── Data provided

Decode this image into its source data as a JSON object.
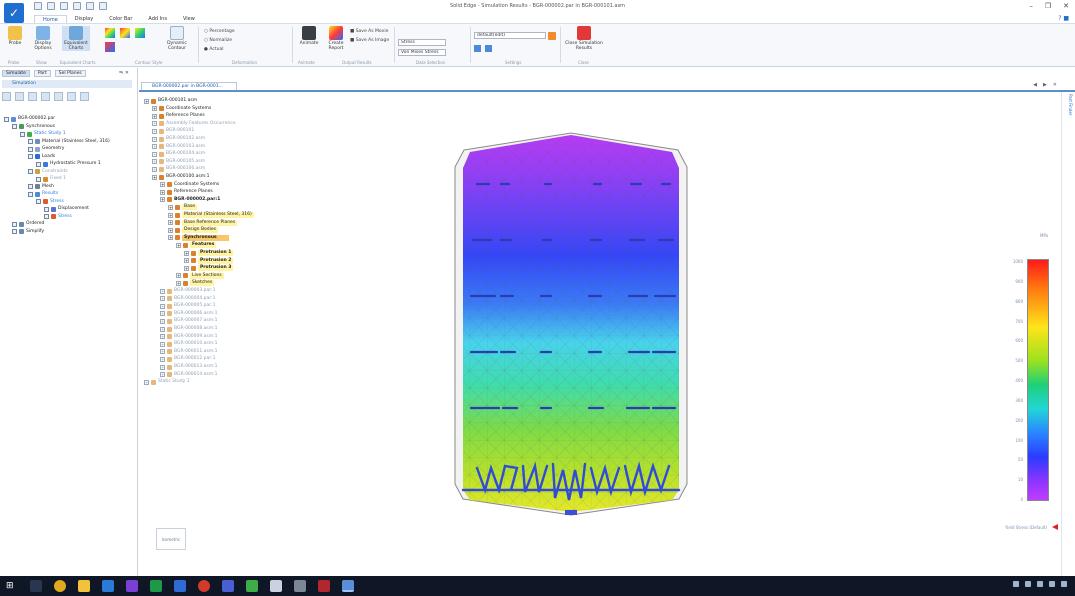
{
  "window": {
    "title": "Solid Edge - Simulation Results - BGR-000002.par in BGR-000101.asm"
  },
  "ribbon": {
    "tabs": [
      "Home",
      "Display",
      "Color Bar",
      "Add Ins",
      "View"
    ],
    "active_tab": "Home",
    "buttons": {
      "probe": "Probe",
      "display_options": "Display Options",
      "equivalent_charts": "Equivalent Charts",
      "dynamic_contour": "Dynamic Contour",
      "animate": "Animate",
      "create_report": "Create Report",
      "save_as_movie": "Save As Movie",
      "save_as_image": "Save As Image",
      "close_results": "Close Simulation Results"
    },
    "radios": [
      "Percentage",
      "Normalize",
      "Actual"
    ],
    "combos": {
      "result_type": "Stress",
      "component": "Von Mises Stress",
      "setting": "default(edit)"
    },
    "groups": [
      "Probe",
      "Show",
      "Equivalent Charts",
      "Contour Style",
      "Deformation",
      "Animate",
      "Output Results",
      "Data Selection",
      "Settings",
      "Close"
    ]
  },
  "left_panel": {
    "tabs": [
      "Simulate",
      "Part",
      "Sel Planes"
    ],
    "header": "Simulation",
    "tree": [
      {
        "label": "BGR-000002.par",
        "indent": 0,
        "dim": false,
        "icon": "part"
      },
      {
        "label": "Synchronous",
        "indent": 1,
        "dim": false,
        "icon": "sync"
      },
      {
        "label": "Static Study 1",
        "indent": 2,
        "dim": false,
        "icon": "study",
        "highlight": true
      },
      {
        "label": "Material (Stainless Steel, 316)",
        "indent": 3,
        "dim": false,
        "icon": "material"
      },
      {
        "label": "Geometry",
        "indent": 3,
        "dim": false,
        "icon": "geometry"
      },
      {
        "label": "Loads",
        "indent": 3,
        "dim": false,
        "icon": "loads"
      },
      {
        "label": "Hydrostatic Pressure 1",
        "indent": 4,
        "dim": false,
        "icon": "pressure"
      },
      {
        "label": "Constraints",
        "indent": 3,
        "dim": true,
        "icon": "constraint"
      },
      {
        "label": "Fixed 1",
        "indent": 4,
        "dim": true,
        "icon": "fixed"
      },
      {
        "label": "Mesh",
        "indent": 3,
        "dim": false,
        "icon": "mesh"
      },
      {
        "label": "Results",
        "indent": 3,
        "dim": false,
        "icon": "results",
        "highlight": true
      },
      {
        "label": "Stress",
        "indent": 4,
        "dim": false,
        "icon": "stress",
        "highlight": true
      },
      {
        "label": "Displacement",
        "indent": 5,
        "dim": false,
        "icon": "displacement"
      },
      {
        "label": "Stress",
        "indent": 5,
        "dim": false,
        "icon": "stress",
        "highlight": true
      },
      {
        "label": "Ordered",
        "indent": 1,
        "dim": false,
        "icon": "ordered"
      },
      {
        "label": "Simplify",
        "indent": 1,
        "dim": false,
        "icon": "simplify"
      }
    ]
  },
  "document_tab": {
    "label": "BGR-000002.par in BGR-0001..."
  },
  "assembly_tree": [
    {
      "label": "BGR-000101.asm",
      "indent": 0,
      "dim": false,
      "bold": false
    },
    {
      "label": "Coordinate Systems",
      "indent": 1,
      "dim": false,
      "bold": false
    },
    {
      "label": "Reference Planes",
      "indent": 1,
      "dim": false,
      "bold": false
    },
    {
      "label": "Assembly Features Occurrence",
      "indent": 1,
      "dim": true,
      "bold": false
    },
    {
      "label": "BGR-000101",
      "indent": 1,
      "dim": true,
      "bold": false
    },
    {
      "label": "BGR-000102.asm",
      "indent": 1,
      "dim": true,
      "bold": false
    },
    {
      "label": "BGR-000103.asm",
      "indent": 1,
      "dim": true,
      "bold": false
    },
    {
      "label": "BGR-000104.asm",
      "indent": 1,
      "dim": true,
      "bold": false
    },
    {
      "label": "BGR-000105.asm",
      "indent": 1,
      "dim": true,
      "bold": false
    },
    {
      "label": "BGR-000106.asm",
      "indent": 1,
      "dim": true,
      "bold": false
    },
    {
      "label": "BGR-000100.asm:1",
      "indent": 1,
      "dim": false,
      "bold": false
    },
    {
      "label": "Coordinate Systems",
      "indent": 2,
      "dim": false,
      "bold": false
    },
    {
      "label": "Reference Planes",
      "indent": 2,
      "dim": false,
      "bold": false
    },
    {
      "label": "BGR-000002.par:1",
      "indent": 2,
      "dim": false,
      "bold": true
    },
    {
      "label": "Base",
      "indent": 3,
      "dim": false,
      "bold": false,
      "yellow": true
    },
    {
      "label": "Material (Stainless Steel, 316)",
      "indent": 3,
      "dim": false,
      "bold": false,
      "yellow": true
    },
    {
      "label": "Base Reference Planes",
      "indent": 3,
      "dim": false,
      "bold": false,
      "yellow": true
    },
    {
      "label": "Design Bodies",
      "indent": 3,
      "dim": false,
      "bold": false,
      "yellow": true
    },
    {
      "label": "Synchronous",
      "indent": 3,
      "dim": false,
      "bold": true,
      "selected": true
    },
    {
      "label": "Features",
      "indent": 4,
      "dim": false,
      "bold": true,
      "yellow": true
    },
    {
      "label": "Protrusion 1",
      "indent": 5,
      "dim": false,
      "bold": true,
      "yellow": true
    },
    {
      "label": "Protrusion 2",
      "indent": 5,
      "dim": false,
      "bold": true,
      "yellow": true
    },
    {
      "label": "Protrusion 3",
      "indent": 5,
      "dim": false,
      "bold": true,
      "yellow": true
    },
    {
      "label": "Live Sections",
      "indent": 4,
      "dim": false,
      "bold": false,
      "yellow": true
    },
    {
      "label": "Sketches",
      "indent": 4,
      "dim": false,
      "bold": false,
      "yellow": true
    },
    {
      "label": "BGR-000003.par:1",
      "indent": 2,
      "dim": true,
      "bold": false
    },
    {
      "label": "BGR-000004.par:1",
      "indent": 2,
      "dim": true,
      "bold": false
    },
    {
      "label": "BGR-000005.par:1",
      "indent": 2,
      "dim": true,
      "bold": false
    },
    {
      "label": "BGR-000006.asm:1",
      "indent": 2,
      "dim": true,
      "bold": false
    },
    {
      "label": "BGR-000007.asm:1",
      "indent": 2,
      "dim": true,
      "bold": false
    },
    {
      "label": "BGR-000008.asm:1",
      "indent": 2,
      "dim": true,
      "bold": false
    },
    {
      "label": "BGR-000009.asm:1",
      "indent": 2,
      "dim": true,
      "bold": false
    },
    {
      "label": "BGR-000010.asm:1",
      "indent": 2,
      "dim": true,
      "bold": false
    },
    {
      "label": "BGR-000011.asm:1",
      "indent": 2,
      "dim": true,
      "bold": false
    },
    {
      "label": "BGR-000012.par:1",
      "indent": 2,
      "dim": true,
      "bold": false
    },
    {
      "label": "BGR-000013.asm:1",
      "indent": 2,
      "dim": true,
      "bold": false
    },
    {
      "label": "BGR-000014.asm:1",
      "indent": 2,
      "dim": true,
      "bold": false
    },
    {
      "label": "Static Study 1",
      "indent": 0,
      "dim": true,
      "bold": false
    }
  ],
  "legend": {
    "top_label": "MPa",
    "ticks": [
      "1000",
      "900",
      "800",
      "700",
      "600",
      "500",
      "400",
      "300",
      "200",
      "100",
      "50",
      "10",
      "0"
    ],
    "footer": "Yield Stress (Default)"
  },
  "view_cube_label": "Isometric",
  "right_strip_label": "Part Finder",
  "colors": {
    "accent": "#1f6fd0",
    "legend_high": "#ff1a1a",
    "legend_low": "#c03cff",
    "taskbar": "#0f1726"
  }
}
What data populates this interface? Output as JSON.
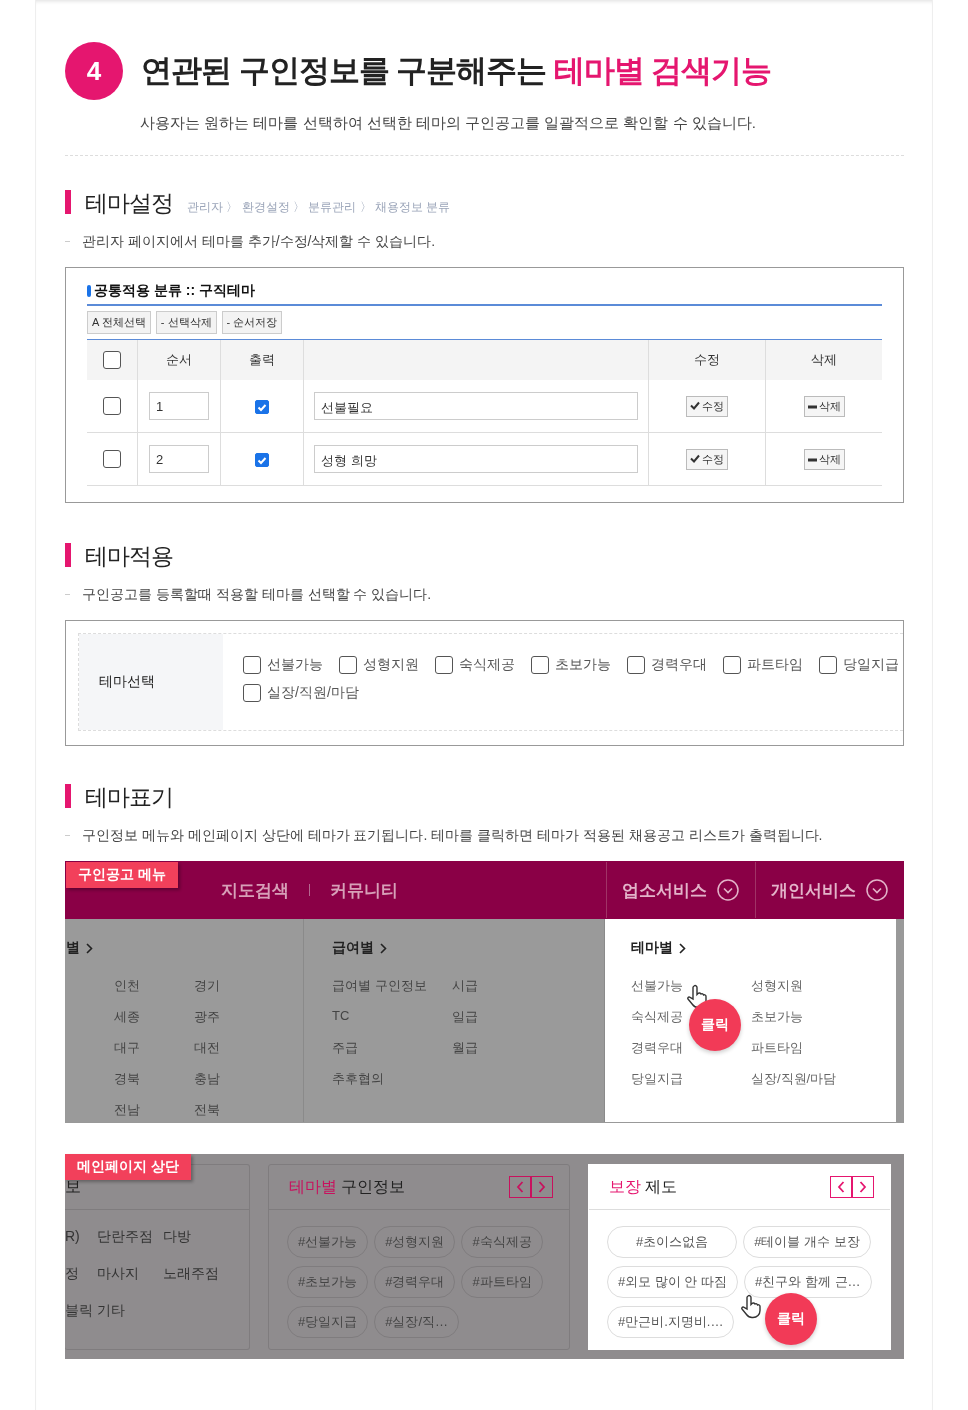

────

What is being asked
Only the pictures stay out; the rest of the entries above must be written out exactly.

Exercise solution
Decode this image into its source data as a JSON object.
{
  "window": {
    "title": "Solid Edge - Simulation Results - BGR-000002.par in BGR-000101.asm"
  },
  "ribbon": {
    "tabs": [
      "Home",
      "Display",
      "Color Bar",
      "Add Ins",
      "View"
    ],
    "active_tab": "Home",
    "buttons": {
      "probe": "Probe",
      "display_options": "Display Options",
      "equivalent_charts": "Equivalent Charts",
      "dynamic_contour": "Dynamic Contour",
      "animate": "Animate",
      "create_report": "Create Report",
      "save_as_movie": "Save As Movie",
      "save_as_image": "Save As Image",
      "close_results": "Close Simulation Results"
    },
    "radios": [
      "Percentage",
      "Normalize",
      "Actual"
    ],
    "combos": {
      "result_type": "Stress",
      "component": "Von Mises Stress",
      "setting": "default(edit)"
    },
    "groups": [
      "Probe",
      "Show",
      "Equivalent Charts",
      "Contour Style",
      "Deformation",
      "Animate",
      "Output Results",
      "Data Selection",
      "Settings",
      "Close"
    ]
  },
  "left_panel": {
    "tabs": [
      "Simulate",
      "Part",
      "Sel Planes"
    ],
    "header": "Simulation",
    "tree": [
      {
        "label": "BGR-000002.par",
        "indent": 0,
        "dim": false,
        "icon": "part"
      },
      {
        "label": "Synchronous",
        "indent": 1,
        "dim": false,
        "icon": "sync"
      },
      {
        "label": "Static Study 1",
        "indent": 2,
        "dim": false,
        "icon": "study",
        "highlight": true
      },
      {
        "label": "Material (Stainless Steel, 316)",
        "indent": 3,
        "dim": false,
        "icon": "material"
      },
      {
        "label": "Geometry",
        "indent": 3,
        "dim": false,
        "icon": "geometry"
      },
      {
        "label": "Loads",
        "indent": 3,
        "dim": false,
        "icon": "loads"
      },
      {
        "label": "Hydrostatic Pressure 1",
        "indent": 4,
        "dim": false,
        "icon": "pressure"
      },
      {
        "label": "Constraints",
        "indent": 3,
        "dim": true,
        "icon": "constraint"
      },
      {
        "label": "Fixed 1",
        "indent": 4,
        "dim": true,
        "icon": "fixed"
      },
      {
        "label": "Mesh",
        "indent": 3,
        "dim": false,
        "icon": "mesh"
      },
      {
        "label": "Results",
        "indent": 3,
        "dim": false,
        "icon": "results",
        "highlight": true
      },
      {
        "label": "Stress",
        "indent": 4,
        "dim": false,
        "icon": "stress",
        "highlight": true
      },
      {
        "label": "Displacement",
        "indent": 5,
        "dim": false,
        "icon": "displacement"
      },
      {
        "label": "Stress",
        "indent": 5,
        "dim": false,
        "icon": "stress",
        "highlight": true
      },
      {
        "label": "Ordered",
        "indent": 1,
        "dim": false,
        "icon": "ordered"
      },
      {
        "label": "Simplify",
        "indent": 1,
        "dim": false,
        "icon": "simplify"
      }
    ]
  },
  "document_tab": {
    "label": "BGR-000002.par in BGR-0001..."
  },
  "assembly_tree": [
    {
      "label": "BGR-000101.asm",
      "indent": 0,
      "dim": false,
      "bold": false
    },
    {
      "label": "Coordinate Systems",
      "indent": 1,
      "dim": false,
      "bold": false
    },
    {
      "label": "Reference Planes",
      "indent": 1,
      "dim": false,
      "bold": false
    },
    {
      "label": "Assembly Features Occurrence",
      "indent": 1,
      "dim": true,
      "bold": false
    },
    {
      "label": "BGR-000101",
      "indent": 1,
      "dim": true,
      "bold": false
    },
    {
      "label": "BGR-000102.asm",
      "indent": 1,
      "dim": true,
      "bold": false
    },
    {
      "label": "BGR-000103.asm",
      "indent": 1,
      "dim": true,
      "bold": false
    },
    {
      "label": "BGR-000104.asm",
      "indent": 1,
      "dim": true,
      "bold": false
    },
    {
      "label": "BGR-000105.asm",
      "indent": 1,
      "dim": true,
      "bold": false
    },
    {
      "label": "BGR-000106.asm",
      "indent": 1,
      "dim": true,
      "bold": false
    },
    {
      "label": "BGR-000100.asm:1",
      "indent": 1,
      "dim": false,
      "bold": false
    },
    {
      "label": "Coordinate Systems",
      "indent": 2,
      "dim": false,
      "bold": false
    },
    {
      "label": "Reference Planes",
      "indent": 2,
      "dim": false,
      "bold": false
    },
    {
      "label": "BGR-000002.par:1",
      "indent": 2,
      "dim": false,
      "bold": true
    },
    {
      "label": "Base",
      "indent": 3,
      "dim": false,
      "bold": false,
      "yellow": true
    },
    {
      "label": "Material (Stainless Steel, 316)",
      "indent": 3,
      "dim": false,
      "bold": false,
      "yellow": true
    },
    {
      "label": "Base Reference Planes",
      "indent": 3,
      "dim": false,
      "bold": false,
      "yellow": true
    },
    {
      "label": "Design Bodies",
      "indent": 3,
      "dim": false,
      "bold": false,
      "yellow": true
    },
    {
      "label": "Synchronous",
      "indent": 3,
      "dim": false,
      "bold": true,
      "selected": true
    },
    {
      "label": "Features",
      "indent": 4,
      "dim": false,
      "bold": true,
      "yellow": true
    },
    {
      "label": "Protrusion 1",
      "indent": 5,
      "dim": false,
      "bold": true,
      "yellow": true
    },
    {
      "label": "Protrusion 2",
      "indent": 5,
      "dim": false,
      "bold": true,
      "yellow": true
    },
    {
      "label": "Protrusion 3",
      "indent": 5,
      "dim": false,
      "bold": true,
      "yellow": true
    },
    {
      "label": "Live Sections",
      "indent": 4,
      "dim": false,
      "bold": false,
      "yellow": true
    },
    {
      "label": "Sketches",
      "indent": 4,
      "dim": false,
      "bold": false,
      "yellow": true
    },
    {
      "label": "BGR-000003.par:1",
      "indent": 2,
      "dim": true,
      "bold": false
    },
    {
      "label": "BGR-000004.par:1",
      "indent": 2,
      "dim": true,
      "bold": false
    },
    {
      "label": "BGR-000005.par:1",
      "indent": 2,
      "dim": true,
      "bold": false
    },
    {
      "label": "BGR-000006.asm:1",
      "indent": 2,
      "dim": true,
      "bold": false
    },
    {
      "label": "BGR-000007.asm:1",
      "indent": 2,
      "dim": true,
      "bold": false
    },
    {
      "label": "BGR-000008.asm:1",
      "indent": 2,
      "dim": true,
      "bold": false
    },
    {
      "label": "BGR-000009.asm:1",
      "indent": 2,
      "dim": true,
      "bold": false
    },
    {
      "label": "BGR-000010.asm:1",
      "indent": 2,
      "dim": true,
      "bold": false
    },
    {
      "label": "BGR-000011.asm:1",
      "indent": 2,
      "dim": true,
      "bold": false
    },
    {
      "label": "BGR-000012.par:1",
      "indent": 2,
      "dim": true,
      "bold": false
    },
    {
      "label": "BGR-000013.asm:1",
      "indent": 2,
      "dim": true,
      "bold": false
    },
    {
      "label": "BGR-000014.asm:1",
      "indent": 2,
      "dim": true,
      "bold": false
    },
    {
      "label": "Static Study 1",
      "indent": 0,
      "dim": true,
      "bold": false
    }
  ],
  "legend": {
    "top_label": "MPa",
    "ticks": [
      "1000",
      "900",
      "800",
      "700",
      "600",
      "500",
      "400",
      "300",
      "200",
      "100",
      "50",
      "10",
      "0"
    ],
    "footer": "Yield Stress (Default)"
  },
  "view_cube_label": "Isometric",
  "right_strip_label": "Part Finder",
  "colors": {
    "accent": "#1f6fd0",
    "legend_high": "#ff1a1a",
    "legend_low": "#c03cff",
    "taskbar": "#0f1726"
  }
}
What data populates this interface? Output as JSON.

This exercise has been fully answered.